--- START ---

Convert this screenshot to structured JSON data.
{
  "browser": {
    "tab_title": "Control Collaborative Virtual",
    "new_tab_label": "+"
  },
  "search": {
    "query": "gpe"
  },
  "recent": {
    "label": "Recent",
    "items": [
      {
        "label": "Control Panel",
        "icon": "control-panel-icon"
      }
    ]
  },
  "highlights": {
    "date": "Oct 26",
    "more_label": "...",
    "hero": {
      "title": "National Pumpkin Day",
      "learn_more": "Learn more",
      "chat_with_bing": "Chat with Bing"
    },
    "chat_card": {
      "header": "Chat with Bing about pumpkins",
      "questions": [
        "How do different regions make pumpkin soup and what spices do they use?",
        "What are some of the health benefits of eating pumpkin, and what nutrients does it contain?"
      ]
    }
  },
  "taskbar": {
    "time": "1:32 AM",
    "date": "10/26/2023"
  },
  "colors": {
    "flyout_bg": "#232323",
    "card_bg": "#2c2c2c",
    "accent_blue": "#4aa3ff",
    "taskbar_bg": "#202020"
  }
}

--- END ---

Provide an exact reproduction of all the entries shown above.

**The answer**
Convert this screenshot to structured JSON data.
{
  "browser": {
    "tab_title": "Control Collaborative Virtual",
    "new_tab_label": "+"
  },
  "search": {
    "query": "gpe"
  },
  "recent": {
    "label": "Recent",
    "items": [
      {
        "label": "Control Panel",
        "icon": "control-panel-icon"
      }
    ]
  },
  "highlights": {
    "date": "Oct 26",
    "more_label": "...",
    "hero": {
      "title": "National Pumpkin Day",
      "learn_more": "Learn more",
      "chat_with_bing": "Chat with Bing"
    },
    "chat_card": {
      "header": "Chat with Bing about pumpkins",
      "questions": [
        "How do different regions make pumpkin soup and what spices do they use?",
        "What are some of the health benefits of eating pumpkin, and what nutrients does it contain?"
      ]
    }
  },
  "taskbar": {
    "time": "1:32 AM",
    "date": "10/26/2023"
  },
  "colors": {
    "flyout_bg": "#232323",
    "card_bg": "#2c2c2c",
    "accent_blue": "#4aa3ff",
    "taskbar_bg": "#202020"
  }
}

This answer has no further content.